A Just Russia was in third place with 13.2% and 64 seats, and the nationalist Liberal Democratic Party of Russia (LDPR) had 11.7% and 56, he added.
"We have received thousands of calls from regional offices, confirming massive violations and fraud," said Communist Party deputy head Ivan Melnikov on the party website.
"Throughout the day, it was like receiving reports from a war zone."
The BBC's Steve Rosenberg, in Moscow, says if confirmed, the result will be a significant embarrassment to Mr Putin, three months before he is scheduled to run again for the Russian presidency.
He says opposition parties are alleging widespread fraud, including the stuffing of ballot boxes and voters being offered money.
Mr Putin served as president from 2000 to 2008 but was prohibited by the constitution from running for a third consecutive term.
Golos, whose monitors are not affiliated with any party, said its website suffered a cyber-attack. Ekho Moskvy, a liberal radio station, said its website had also been attacked.
Golos - which means "voice" or "vote" - is funded largely by the US and EU.
Prime Minister Putin has accused foreign powers of meddling in election preparations, while Duma members have questioned why a foreign-funded organisation is allowed to monitor Russian elections.

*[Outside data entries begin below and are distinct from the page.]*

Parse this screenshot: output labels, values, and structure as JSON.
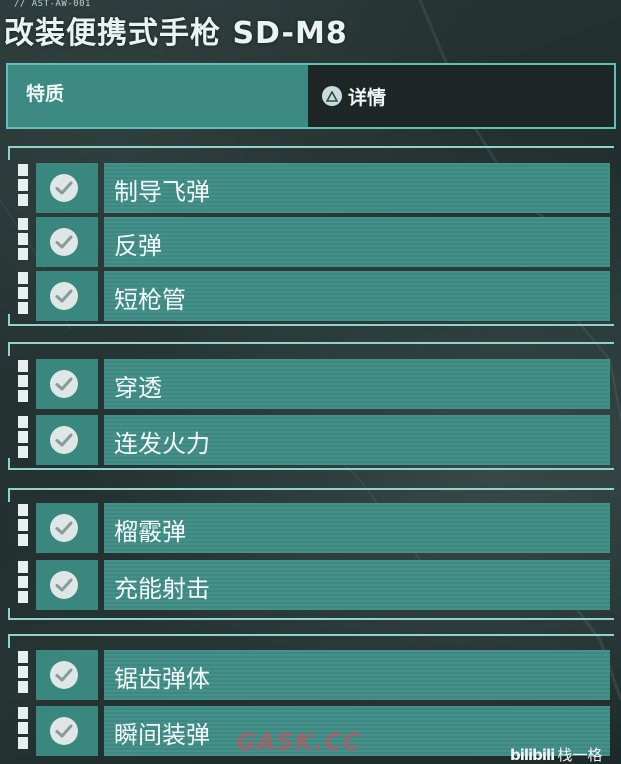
{
  "header": {
    "code": "// AST-AW-001",
    "title": "改装便携式手枪 SD-M8"
  },
  "tabs": {
    "traits_label": "特质",
    "details_label": "详情",
    "details_icon": "triangle-button-icon"
  },
  "groups": [
    {
      "items": [
        {
          "label": "制导飞弹",
          "checked": true
        },
        {
          "label": "反弹",
          "checked": true
        },
        {
          "label": "短枪管",
          "checked": true
        }
      ]
    },
    {
      "items": [
        {
          "label": "穿透",
          "checked": true
        },
        {
          "label": "连发火力",
          "checked": true
        }
      ]
    },
    {
      "items": [
        {
          "label": "榴霰弹",
          "checked": true
        },
        {
          "label": "充能射击",
          "checked": true
        }
      ]
    },
    {
      "items": [
        {
          "label": "锯齿弹体",
          "checked": true
        },
        {
          "label": "瞬间装弹",
          "checked": true
        }
      ]
    }
  ],
  "watermark": "GASK.CC",
  "source_badge": {
    "logo": "bilibili",
    "text": "栈一格"
  },
  "colors": {
    "accent": "#3f8d86",
    "frame": "#8fd3cc",
    "text": "#f4fbfa"
  }
}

Moscow police said more than 100 people were arrested at an opposition demonstration in the city centre on Sunday.